Finally, at last, an important business magazine, The Economist, (1/21-27/12) recognizes the trade war that has ensued for sixty years. The cover article: "The Rise of State Capitalism," acts as if this is a recent phenomenon, concluding "The invisible hand of the market is giving way to the visible, and often authoritarian hand of state capitalism." But earlier stated:
State capitalism can claim the world's most successful big economy for its camp. Over the past 30 years China's GDP has grown at an average rate of 9.5 percent a year and its international trade by 18 percent in volume terms. Over the past ten years its GDP has more than trebled to $11 trillion. China has taken over from Japan as the world's second-biggest economy and from America as the world's biggest market for many consumer goods.

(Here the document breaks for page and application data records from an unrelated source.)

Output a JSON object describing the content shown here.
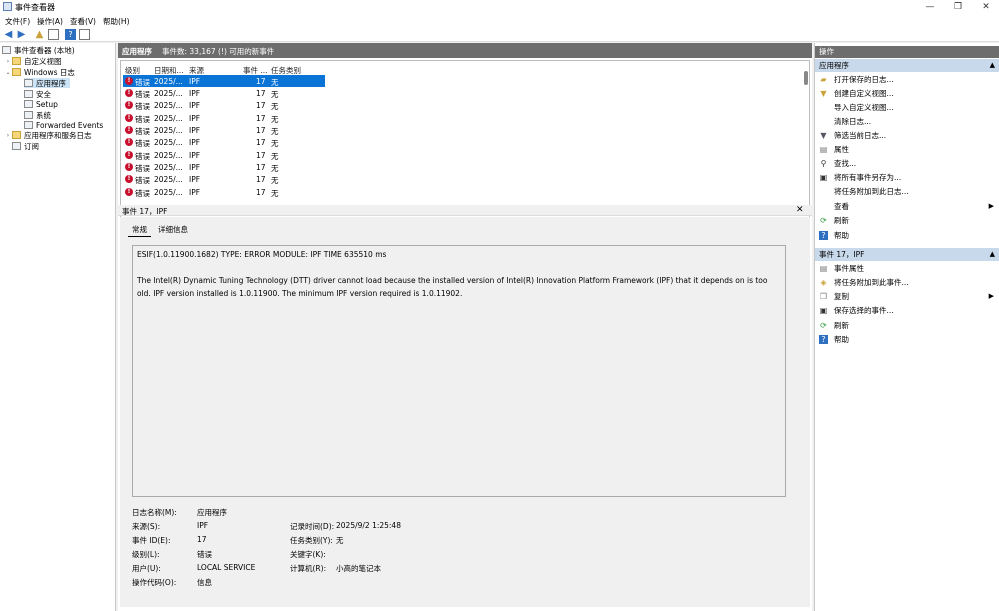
{
  "window": {
    "title": "事件查看器",
    "minimize": "—",
    "maximize": "❐",
    "close": "✕"
  },
  "menu": [
    "文件(F)",
    "操作(A)",
    "查看(V)",
    "帮助(H)"
  ],
  "tree": {
    "root": "事件查看器 (本地)",
    "custom_views": "自定义视图",
    "windows_logs": "Windows 日志",
    "application": "应用程序",
    "security": "安全",
    "setup": "Setup",
    "system": "系统",
    "forwarded": "Forwarded Events",
    "app_services": "应用程序和服务日志",
    "subscriptions": "订阅"
  },
  "center": {
    "header_name": "应用程序",
    "header_count": "事件数: 33,167 (!) 可用的新事件",
    "columns": [
      "级别",
      "日期和...",
      "来源",
      "事件 ...",
      "任务类别"
    ],
    "rows": [
      {
        "level": "错误",
        "date": "2025/...",
        "source": "IPF",
        "id": "17",
        "task": "无"
      },
      {
        "level": "错误",
        "date": "2025/...",
        "source": "IPF",
        "id": "17",
        "task": "无"
      },
      {
        "level": "错误",
        "date": "2025/...",
        "source": "IPF",
        "id": "17",
        "task": "无"
      },
      {
        "level": "错误",
        "date": "2025/...",
        "source": "IPF",
        "id": "17",
        "task": "无"
      },
      {
        "level": "错误",
        "date": "2025/...",
        "source": "IPF",
        "id": "17",
        "task": "无"
      },
      {
        "level": "错误",
        "date": "2025/...",
        "source": "IPF",
        "id": "17",
        "task": "无"
      },
      {
        "level": "错误",
        "date": "2025/...",
        "source": "IPF",
        "id": "17",
        "task": "无"
      },
      {
        "level": "错误",
        "date": "2025/...",
        "source": "IPF",
        "id": "17",
        "task": "无"
      },
      {
        "level": "错误",
        "date": "2025/...",
        "source": "IPF",
        "id": "17",
        "task": "无"
      },
      {
        "level": "错误",
        "date": "2025/...",
        "source": "IPF",
        "id": "17",
        "task": "无"
      }
    ]
  },
  "detail": {
    "title": "事件 17，IPF",
    "tab_general": "常规",
    "tab_details": "详细信息",
    "msg_line1": "ESIF(1.0.11900.1682) TYPE: ERROR MODULE: IPF TIME 635510 ms",
    "msg_line2": "The Intel(R) Dynamic Tuning Technology (DTT) driver cannot load because the installed version of Intel(R) Innovation Platform Framework (IPF) that it depends on is too old.  IPF version installed is 1.0.11900.  The minimum IPF version required is 1.0.11902.",
    "log_name_label": "日志名称(M):",
    "log_name": "应用程序",
    "source_label": "来源(S):",
    "source": "IPF",
    "logged_label": "记录时间(D):",
    "logged": "2025/9/2 1:25:48",
    "event_id_label": "事件 ID(E):",
    "event_id": "17",
    "task_label": "任务类别(Y):",
    "task": "无",
    "level_label": "级别(L):",
    "level": "错误",
    "keywords_label": "关键字(K):",
    "user_label": "用户(U):",
    "user": "LOCAL SERVICE",
    "computer_label": "计算机(R):",
    "computer": "小高的笔记本",
    "opcode_label": "操作代码(O):",
    "opcode": "信息"
  },
  "actions": {
    "header": "操作",
    "section1": "应用程序",
    "items1": [
      "打开保存的日志...",
      "创建自定义视图...",
      "导入自定义视图...",
      "清除日志...",
      "筛选当前日志...",
      "属性",
      "查找...",
      "将所有事件另存为...",
      "将任务附加到此日志...",
      "查看",
      "刷新",
      "帮助"
    ],
    "section2": "事件 17，IPF",
    "items2": [
      "事件属性",
      "将任务附加到此事件...",
      "复制",
      "保存选择的事件...",
      "刷新",
      "帮助"
    ]
  }
}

After World War II, Japan started a trade war by closing its market, subsidizing its manufacture, selling its exports at cost and making up the profit in the closed market. Now, China adopts the ultimate of state capitalism by controlling its market, trade, research, technology, techniques, production, jobs -- its economy. I've been fighting state capitalism over fifty years. In 1968, I passed a protectionist bill in the U.S. Senate against Japan's state capitalism which was blocked in the House by President Lyndon Johnson. Then we passed four more of my protectionist bills through both Houses of Congress, only to be vetoed, one by President Carter, two by President Reagan, one by President George H. W. Bush.
Working with Corporate America, we were constantly thwarted by administrations calling for "free trade," "don't start a trade war." Now that the war is about to overtake us, Corporate America and the U. S. Chamber of Commerce call for "free trade," "don't start a trade war." Corporate America, Wall Street, the big banks, are making out like gangbusters with the easy off-shore profits. They don't have to worry about labor, safety or the environment. If a profit is made, no income tax; just reinvest for more off-shore profits. If no profit, walk away with no legacy cost.

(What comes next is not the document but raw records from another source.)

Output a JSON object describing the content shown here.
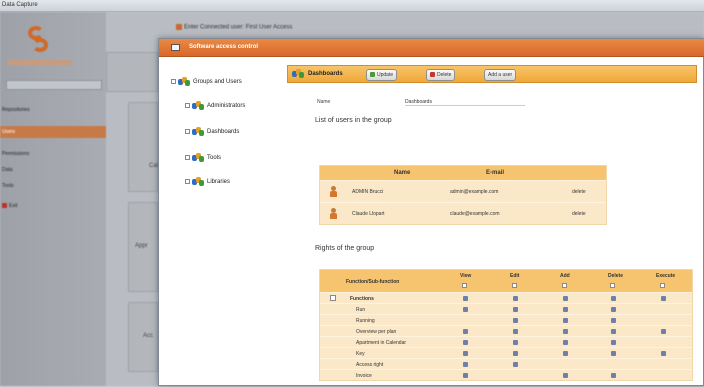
{
  "topbar": {
    "title": "Data Capture"
  },
  "background": {
    "header": "Enter   Connected user: First User Access",
    "menu": [
      {
        "label": "Repositories",
        "selected": false
      },
      {
        "label": "Users",
        "selected": true
      },
      {
        "label": "Permissions",
        "selected": false
      },
      {
        "label": "Data",
        "selected": false
      },
      {
        "label": "Tools",
        "selected": false
      },
      {
        "label": "Exit",
        "selected": false,
        "dot": true
      }
    ],
    "tiles": [
      "Cal",
      "Appr",
      "Acc"
    ]
  },
  "dialog": {
    "title": "Software access control",
    "tree": {
      "root": "Groups and Users",
      "items": [
        "Administrators",
        "Dashboards",
        "Tools",
        "Libraries"
      ]
    },
    "panel": {
      "title": "Dashboards",
      "buttons": {
        "update": "Update",
        "delete": "Delete",
        "add_user": "Add a user"
      },
      "name_label": "Name",
      "name_value": "Dashboards",
      "users_section": "List of users in the group",
      "users_table": {
        "columns": [
          "Name",
          "E-mail"
        ],
        "rows": [
          {
            "name": "ADMIN Brucci",
            "email": "admin@example.com",
            "extra": "delete"
          },
          {
            "name": "Claude Llopart",
            "email": "claude@example.com",
            "extra": "delete"
          }
        ]
      },
      "rights_section": "Rights of the group",
      "rights_table": {
        "columns": [
          "Function/Sub-function",
          "View",
          "Edit",
          "Add",
          "Delete",
          "Execute"
        ],
        "rows": [
          {
            "label": "Functions",
            "group": true,
            "checks": [
              true,
              true,
              true,
              true,
              true
            ]
          },
          {
            "label": "Run",
            "group": false,
            "checks": [
              true,
              true,
              true,
              true,
              false
            ]
          },
          {
            "label": "Running",
            "group": false,
            "checks": [
              false,
              true,
              true,
              true,
              false
            ]
          },
          {
            "label": "Overview per plan",
            "group": false,
            "checks": [
              true,
              true,
              true,
              true,
              true
            ]
          },
          {
            "label": "Apartment in Calendar",
            "group": false,
            "checks": [
              true,
              true,
              true,
              true,
              false
            ]
          },
          {
            "label": "Key",
            "group": false,
            "checks": [
              true,
              true,
              true,
              true,
              true
            ]
          },
          {
            "label": "Access right",
            "group": false,
            "checks": [
              true,
              true,
              false,
              false,
              false
            ]
          },
          {
            "label": "Invoice",
            "group": false,
            "checks": [
              true,
              false,
              true,
              true,
              false
            ]
          }
        ]
      }
    }
  }
}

When President Clinton gave China "permanent normal trade relations," off-shoring hemorrhaged. In 2006, the Princeton economist Alan Blinder estimated that a potential 42 to 56 million jobs could be off-shored, and we're still off-shoring more jobs than we are creating. All countries struggle to maintain and build their economies while the U. S. awaits an economic rebound from a recession that has been over for 2 ½ years. It's not a lack of demand, it's a lack of money. We're off-shoring payrolls.
The Economist never mentions the principal reason for China's success -- Corporate America. Corporate America is the fifth column in this trade war, and it won't be easy to get it reinvesting in the United States. For example, Corporate America needs certainty. With Washington running trillion dollar deficits, revenues will have to be increased. Corporate America withholds investing, awaiting the president and Congress to determine the increase. Corporate America needs protection for its investment. Take-over artists anxiously wait for a U. S. startup to succeed. Once an investment is up and making a profit, it's easy to go to China and take over the U. S. investment, unless it is protected. Corporate America must be assured that the government will retaliate against predatory practices; that the president will enforce our trade laws. Finally, Corporate America needs an incentive to come back home.
All we need to do is take the tax benefit to off-shore jobs and give it to Corporate America to on-shore jobs -- replace the corporate tax with a 6 percent VAT. In 2010, the corporate tax produced revenues of $194.1 billion. A 6 percent VAT in 2010 would have produced $700 billion. Since the poor spend most of their income on food, housing, and health, exemptions are in order. The VAT is on consumption -- the more you spend, the more you pay. This is the way to tax the rich. This tax cut releases $1.2 trillion in off-shore profits for Corporate America to repatriate tax free and create millions of jobs. This tax cut promotes exports, but it has no loopholes, which puts the tax lobbyists out of business. The tax lobbyists will howl: "We can't have a 6 percent national sales tax." Replacing the 35 percent corporate tax with a 6 percent VAT is a tax cut -- not a national sales tax. And don't tell me how everybody in Congress is against it. Submit it and let them filibuster. They will be filibustering a tax cut that downsizes government, gives instant tax reform, produces billions to pay down the debt and creates millions of jobs. You can easily break the filibuster.
To compete in globalization; to fight in this trade war; to survive state capitalism, the president and Congress will have to level with the American people. Stop the pollster politics about "big government" and "fairness." Tell the people the need for government; how we've got to retaliate against state capitalism to survive; how we've got to protect businesses' investment; how we have to enforce our trade laws.
If the president would campaign on competing in globalization, on fighting in this trade war, he not only could save his reelection, he could save the country.